Have you heard of a new long-distance trail in the works from just north of the Golden Gate Bridge all the way to Eureka? It’s called the Great Redwood Trail (GRT), and it will one day be 317 miles of blissfully car-free pathway from Larkspur in Marin County, through Sonoma, Mendocino, Trinity and Humboldt Counties. A classic rail-to-trail conversion, the GRT will be concurrent with the Sonoma Marin Area Rail Transit (SMART) pathway in Marin and Sonoma Counties, where significant portions of the trail already exist or are in the planning stages. North of Cloverdale heading into the wilds of Mendocino County and beyond, the trail will be built on the old North Coast Rail Authority (NCRA) line.
Rail to trail conversions have long been a popular way to make good use of a public asset that is no longer used for its original purpose. Competition from the automobile and trucking challenged passenger and freight rail beginning in the 1930’s, leading to the demise of many a rail line. “Railbanking” began in the mid 1980’s and according to the Rails to Trails Conservancy website “is a voluntary agreement between a railroad company and a trail sponsor (such as a trail organization or government agency) to use an out-of-service rail corridor as a trail until a railroad might need the corridor again for rail service. This interim trail use of railbanked corridors has preserved thousands of miles of rail corridors that would otherwise have been abandoned.”

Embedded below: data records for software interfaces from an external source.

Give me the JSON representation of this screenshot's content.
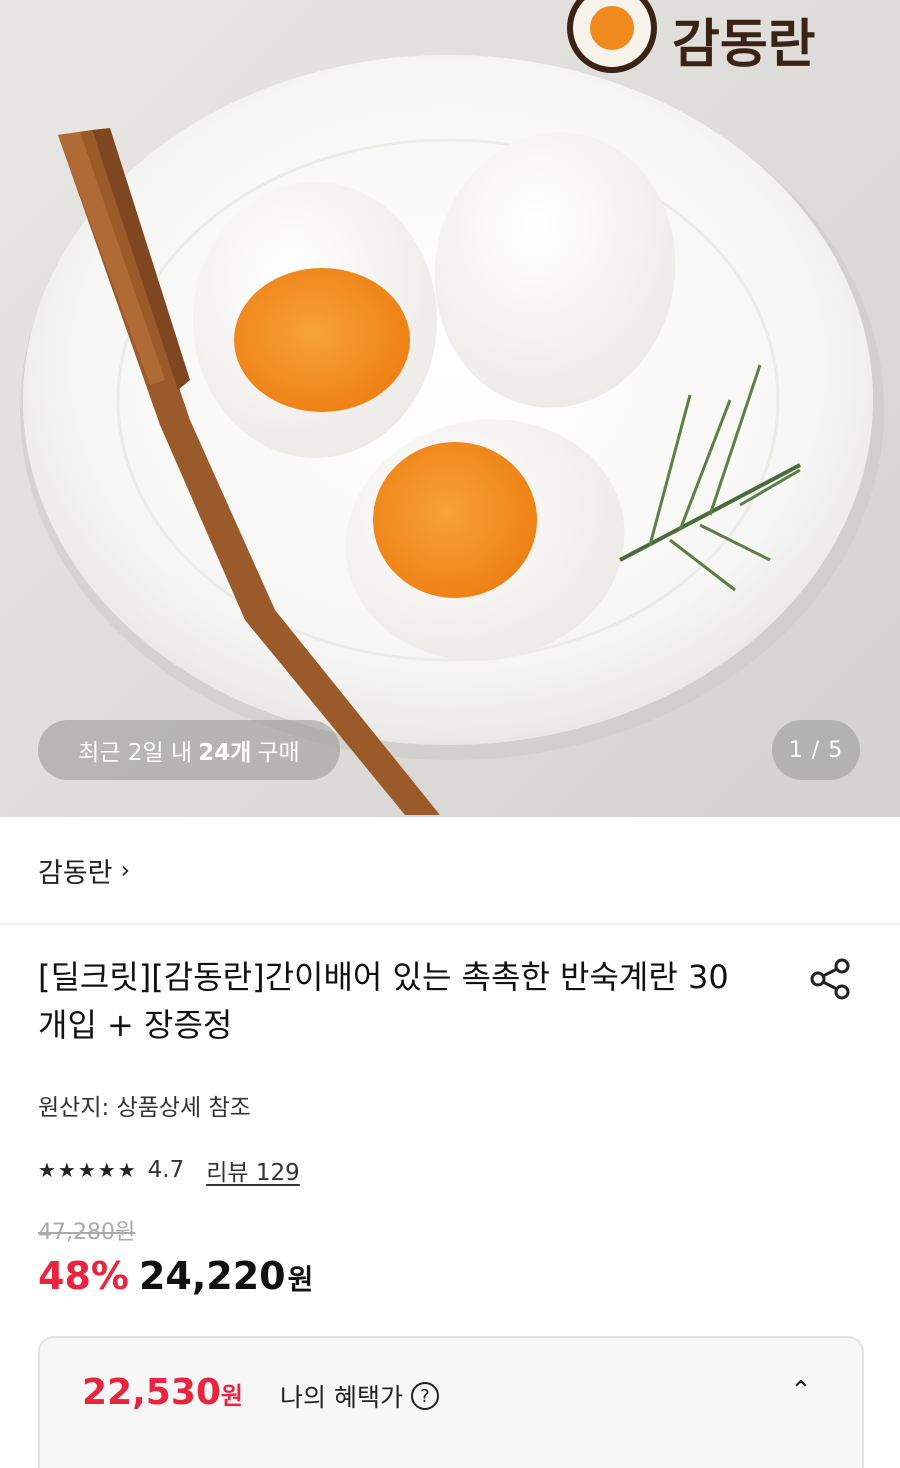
{
  "hero": {
    "logo_text": "감동란",
    "recent_prefix": "최근 2일 내",
    "recent_count": "24개",
    "recent_suffix": "구매",
    "pager": "1 / 5"
  },
  "brand": {
    "name": "감동란",
    "chevron": "›"
  },
  "product": {
    "title": "[딜크릿][감동란]간이배어 있는 촉촉한 반숙계란 30개입 + 장증정",
    "origin": "원산지: 상품상세 참조",
    "stars": "★★★★★",
    "rating": "4.7",
    "reviews": "리뷰 129",
    "original_price": "47,280원",
    "discount": "48%",
    "price": "24,220",
    "currency": "원"
  },
  "benefit": {
    "price": "22,530",
    "currency": "원",
    "label": "나의 혜택가",
    "help": "?",
    "chevron": "⌃"
  },
  "colors": {
    "accent": "#e8243f",
    "yolk": "#f08a1c"
  },
  "icons": [
    "share-icon",
    "help-icon",
    "chevron-up-icon",
    "chevron-right-icon",
    "star-icon"
  ]
}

The GRT will be a multi-use trail for walkers, hikers, runners, cyclists, and in the northern reaches for equestrians as well. Where the trail is coincident with the SMART pathway in Sonoma and Marin, the surface will be paved. Trail segments in Mendocino, Trinity and Humboldt counties are far less developed and are the subject of a master planning process happening now. These segments are less likely to be paved, and more likely to be “natural surface”—decomposed granite, crushed limestone, etc.
The GRT promises to bring the economic benefits of tourism to the small, rural northern California towns that have been hard hit by changing industries and appetites. According to the Great Redwood Trail Agency, “…this multi-use trail will travel through some of the most scenic landscapes in the United States, traversing old-growth redwood forests, running alongside oak woodlands and vineyards, and winding through the magnificent Eel River Canyon…creating a transformational economic engine and boosting healthy recreation for all in the North Coast region.”
But before you start rigging your Surly for that multi-day adventure from Marin to Humboldt Bay, it is important to note that the trail is very much a work in progress, particularly north of Santa Rosa in Sonoma County. Existing segments in the northern reaches include the Ukiah Rail-Trail, Eureka Waterfront Trail, Humboldt Bay Trail, Arcata Rail-with-Trail, and Annie & Mary Trail. While an additional 15 miles of trail is currently in the planning or construction stage in Ukiah, Willits, Eel River Canyon, and Humboldt Counties, these projects are on various timelines, each with their own complexities and challenges.
The GRT will be funded by a combination of public and private sources. Grants from state agencies like Caltrans, the State Coastal Conservancy will surely be in the mix, as well as other sources not yet identified—sources both public and private. The master planning process had identified strong local and regional support for the trail, and a high level of interest in volunteering for everything from trash pick up to stewardship, interpretation, and a trail ambassador program. And should passenger and/or freight rail in this part of the state make a booming comeback, railbanking of the line preserves this flexibility.
For all the wild scenic beauty of the north coast of California, there is a surprising lack of easily accessible parks, trails and open spaces. The Great Redwood Trail will offer a way to experience and enjoy this land that belongs to the American public, to create connective tissue between rural towns brimming with both history and future.
To learn more or to get involved, check out the Great Redwood Trail website.